[5] Look DJ. (1989). Two-dimensional fin with nonconstant root temperature. International Journal of Heat and Mass Transfer 32(5): 977–980. https://doi.org/10.1016/0017-9310(89)90247-0

[6] Huang L, Shah R. (1992). Assessment of calculation methods for efficiency of straight fins of rectangular profile. International Journal of Heat and Fluid Flow 13(3): 282–293. https://doi.org/10.1016/0142-727X(92)90042-8

[7] Juca P, Prata AT. (1993). Two-dimensional fins attached to a thick wall: Effect of non-uniform root temperature. International Journal of Heat and Mass Transfer 36(1): 233–236. https://doi.org/10.1016/0017-2019310(93)80084-8

[8] Singh IV, Sandeep K, Prakash R. (2003). Heat transfer analysis of two-dimensional fins using meshless element free Galerkin method. Numerical Heat Transfer, Part A: Applications 44(1): 73–84. https://doi.org/10.1080/713838174

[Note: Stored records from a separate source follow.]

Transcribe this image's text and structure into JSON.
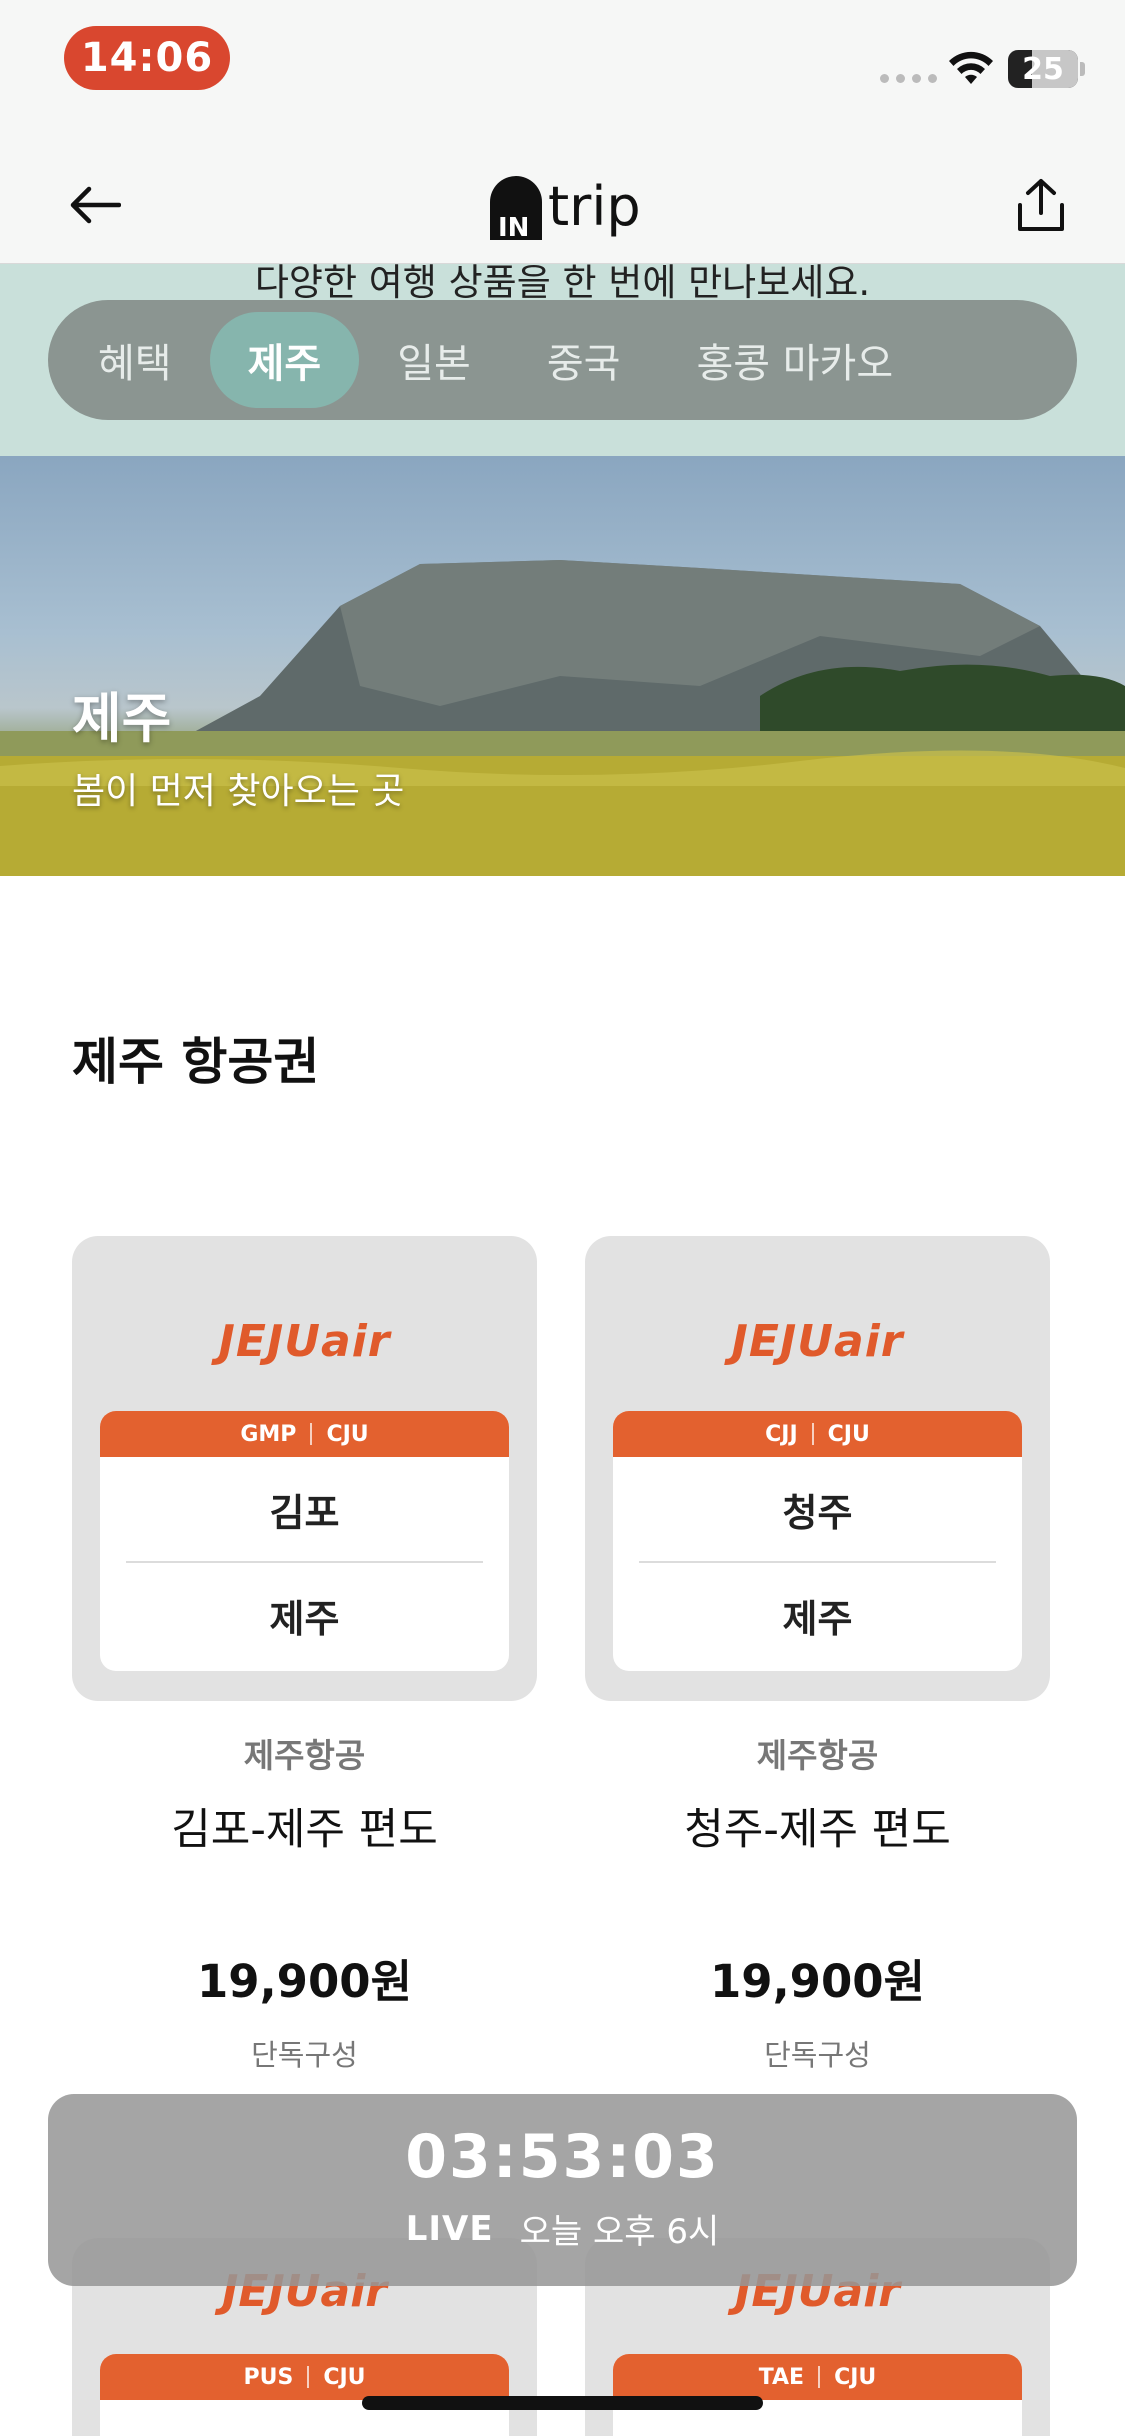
{
  "status_bar": {
    "time": "14:06",
    "battery": "25"
  },
  "nav": {
    "logo_prefix": "IN",
    "logo_text": "trip"
  },
  "banner_text": "다양한 여행 상품을 한 번에 만나보세요.",
  "tabs": [
    {
      "label": "혜택",
      "active": false
    },
    {
      "label": "제주",
      "active": true
    },
    {
      "label": "일본",
      "active": false
    },
    {
      "label": "중국",
      "active": false
    },
    {
      "label": "홍콩 마카오",
      "active": false
    }
  ],
  "hero": {
    "title": "제주",
    "subtitle": "봄이 먼저 찾아오는 곳"
  },
  "section": {
    "title": "제주 항공권"
  },
  "cards": [
    {
      "logo": "JEJUair",
      "from_code": "GMP",
      "to_code": "CJU",
      "from": "김포",
      "to": "제주",
      "airline": "제주항공",
      "route": "김포-제주 편도",
      "price": "19,900원",
      "note": "단독구성"
    },
    {
      "logo": "JEJUair",
      "from_code": "CJJ",
      "to_code": "CJU",
      "from": "청주",
      "to": "제주",
      "airline": "제주항공",
      "route": "청주-제주 편도",
      "price": "19,900원",
      "note": "단독구성"
    }
  ],
  "lower_cards": [
    {
      "logo": "JEJUair",
      "from_code": "PUS",
      "to_code": "CJU"
    },
    {
      "logo": "JEJUair",
      "from_code": "TAE",
      "to_code": "CJU"
    }
  ],
  "live": {
    "timer": "03:53:03",
    "label": "LIVE",
    "time": "오늘 오후 6시"
  },
  "colors": {
    "accent": "#e3612f",
    "tab_active": "#86b5ad",
    "band": "#c9e0da",
    "status_pill": "#d9472f"
  }
}
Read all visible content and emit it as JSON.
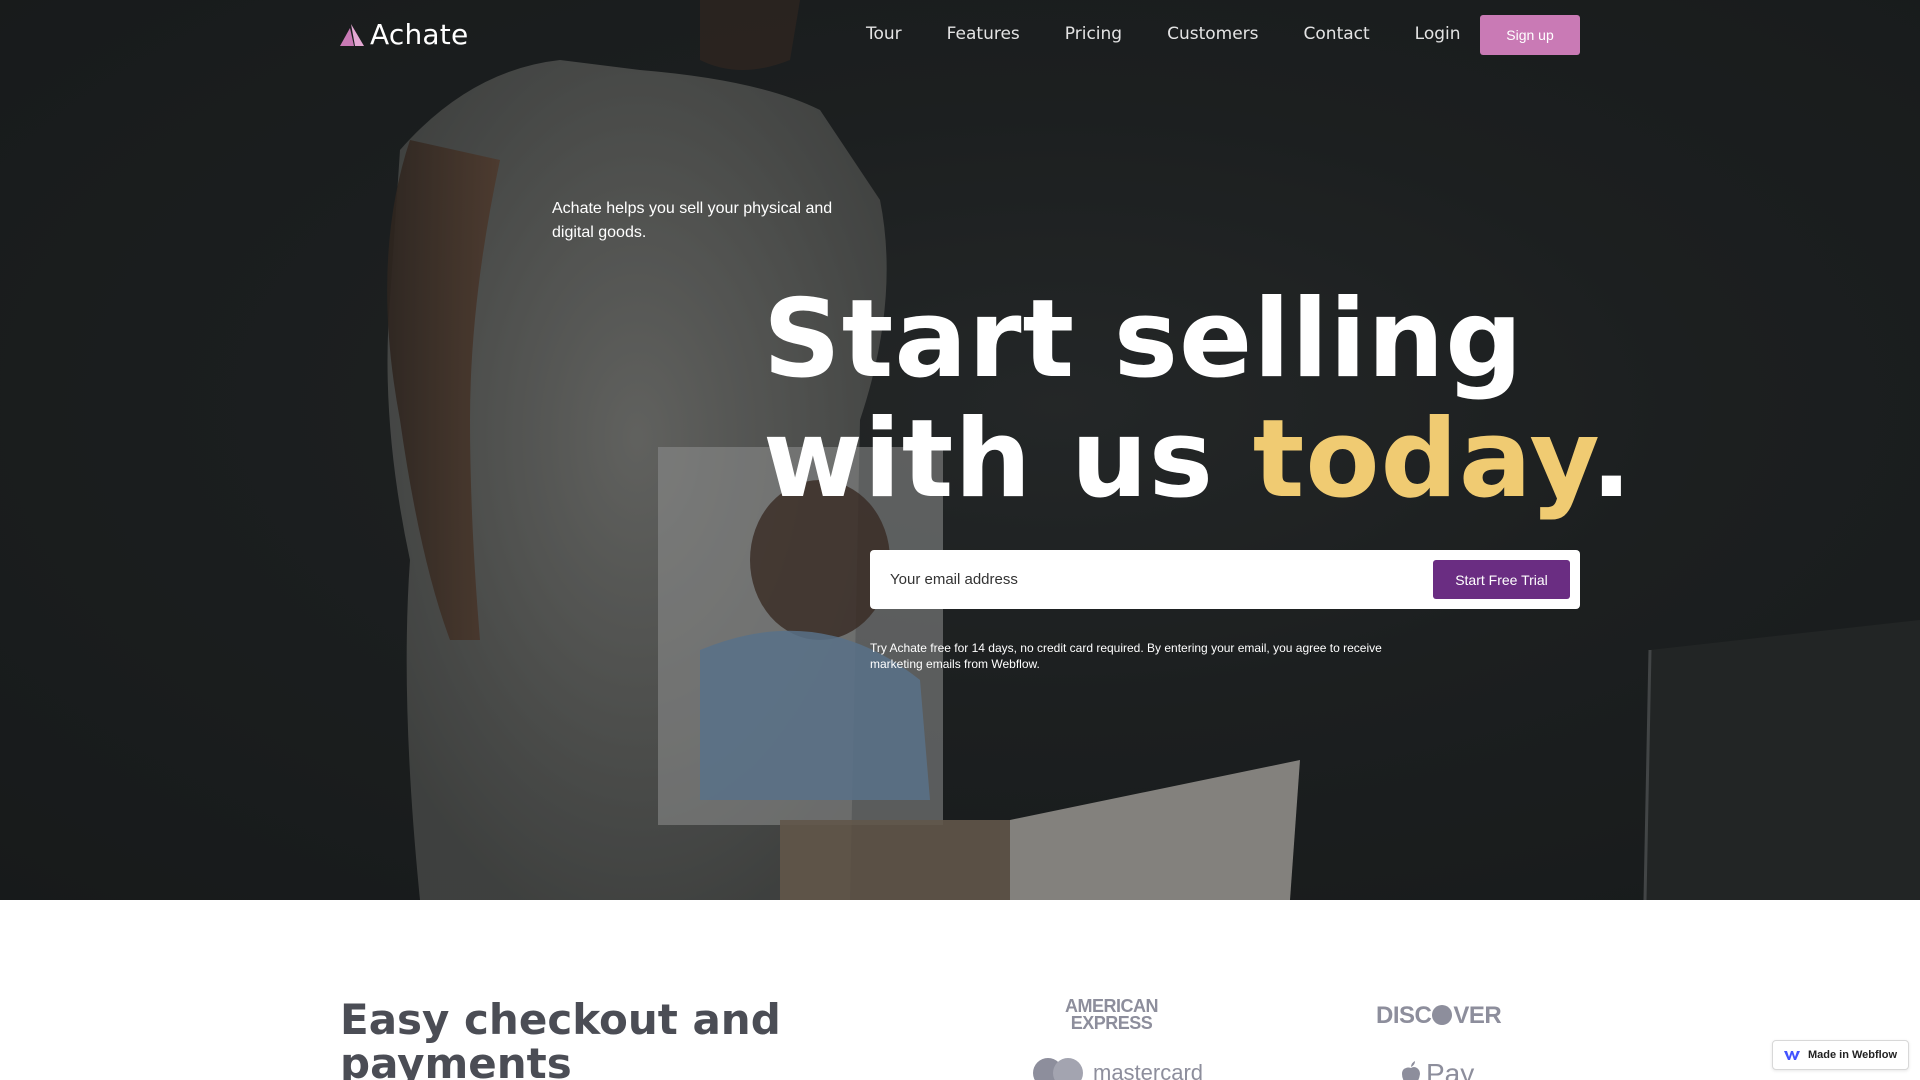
{
  "nav": {
    "brand": "Achate",
    "links": [
      "Tour",
      "Features",
      "Pricing",
      "Customers",
      "Contact",
      "Login"
    ],
    "signup_label": "Sign up"
  },
  "hero": {
    "subtitle": "Achate helps you sell your physical and digital goods.",
    "title_line1": "Start selling",
    "title_line2_prefix": "with us ",
    "title_line2_accent": "today",
    "title_line2_suffix": ".",
    "email_placeholder": "Your email address",
    "cta_label": "Start Free Trial",
    "disclaimer": "Try Achate free for 14 days, no credit card required. By entering your email, you agree to receive marketing emails from Webflow."
  },
  "checkout": {
    "title": "Easy checkout and payments",
    "logos": {
      "amex_line1": "AMERICAN",
      "amex_line2": "EXPRESS",
      "discover_left": "DISC",
      "discover_right": "VER",
      "mastercard": "mastercard",
      "applepay": "Pay"
    }
  },
  "badge": {
    "label": "Made in Webflow"
  },
  "colors": {
    "brand_pink": "#c97ab5",
    "cta_purple": "#6a2d82",
    "accent_gold": "#f0cb72"
  },
  "icons": [
    "achate-logo-icon",
    "webflow-icon",
    "apple-icon"
  ]
}
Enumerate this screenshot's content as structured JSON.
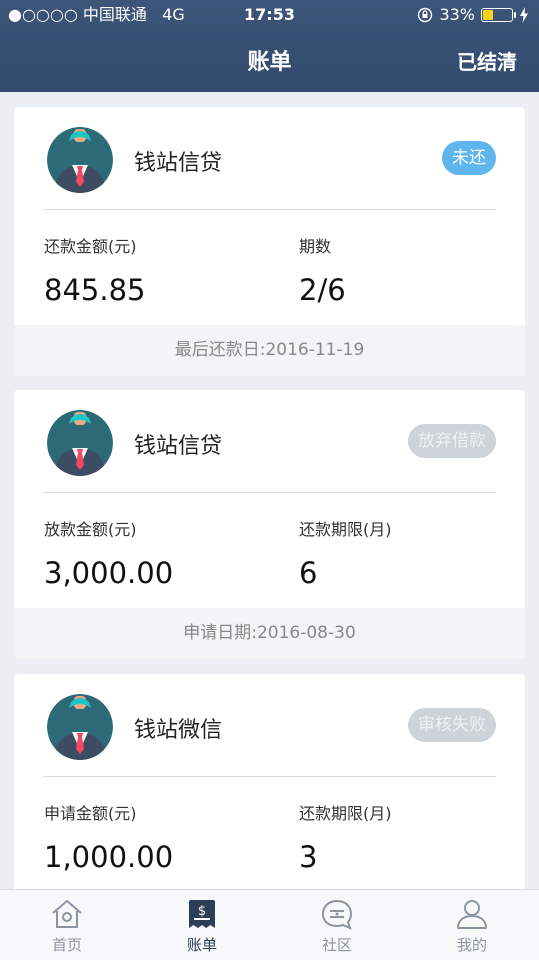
{
  "status_bar": {
    "carrier": "●○○○○ 中国联通",
    "network": "4G",
    "time": "17:53",
    "battery_pct": "33%",
    "battery_level": 0.33,
    "battery_color": "#ffd21a"
  },
  "header": {
    "title": "账单",
    "right_action": "已结清",
    "bg_color": "#3a5275"
  },
  "bills": [
    {
      "lender": "钱站信贷",
      "status": "未还",
      "status_color": "#5fb6ee",
      "fields": [
        {
          "label": "还款金额(元)",
          "value": "845.85"
        },
        {
          "label": "期数",
          "value": "2/6"
        }
      ],
      "footer": "最后还款日:2016-11-19"
    },
    {
      "lender": "钱站信贷",
      "status": "放弃借款",
      "status_color": "#cdd3d9",
      "fields": [
        {
          "label": "放款金额(元)",
          "value": "3,000.00"
        },
        {
          "label": "还款期限(月)",
          "value": "6"
        }
      ],
      "footer": "申请日期:2016-08-30"
    },
    {
      "lender": "钱站微信",
      "status": "审核失败",
      "status_color": "#cdd3d9",
      "fields": [
        {
          "label": "申请金额(元)",
          "value": "1,000.00"
        },
        {
          "label": "还款期限(月)",
          "value": "3"
        }
      ],
      "footer": ""
    }
  ],
  "tabs": [
    {
      "label": "首页",
      "icon": "home-icon"
    },
    {
      "label": "账单",
      "icon": "bill-icon",
      "active": true
    },
    {
      "label": "社区",
      "icon": "chat-icon"
    },
    {
      "label": "我的",
      "icon": "user-icon"
    }
  ]
}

[9] Moffat RJ. (1988). Describing the uncertainties in experimental results. Experimental Thermal and Fluid Science 1(1): 3–17. https://doi.org/10.1016/0894-1777(88)90043-X

[10] Schneider PJ. (1955). Conduction Heat Transfer, Addison–Wesley, Reading, MA, USA.

[11] Luikov AV. (1968). Analytical heat diffusion theory. Academic Press, London, England, UK.

[12] Özişik MN. (1993). Heat Conduction. 2nd edition, John Wiley and Sons, Hoboken, NJ, USA.

[13] Milkhailov MD, Vulchanov NL. (1983). Computational procedure for Sturm-Liouville problems. Journal of Computational Physics 50(3): 323–336. https://doi.org/10.1016/0021-9991(83)90101-8

[14] Haji–Sheikh A, Beck JB. (2000). An efficient method of computing eigenvalues in heat conduction. Numerical Heat Transfer, Part B: Fundamentals 38(2): 133–156. https://doi.org/10.1080/104077900750034643

[15] Hazewinkel M, (Editor). (2001). Sturm–Liouville Theory. In Encyclopedia of Mathematics, Springer–Verlag, Berlin, Germany.

[16] Mills AF. (1992). Heat Transfer. 2nd edition, CRC Press, Boca Raton, FL, USA.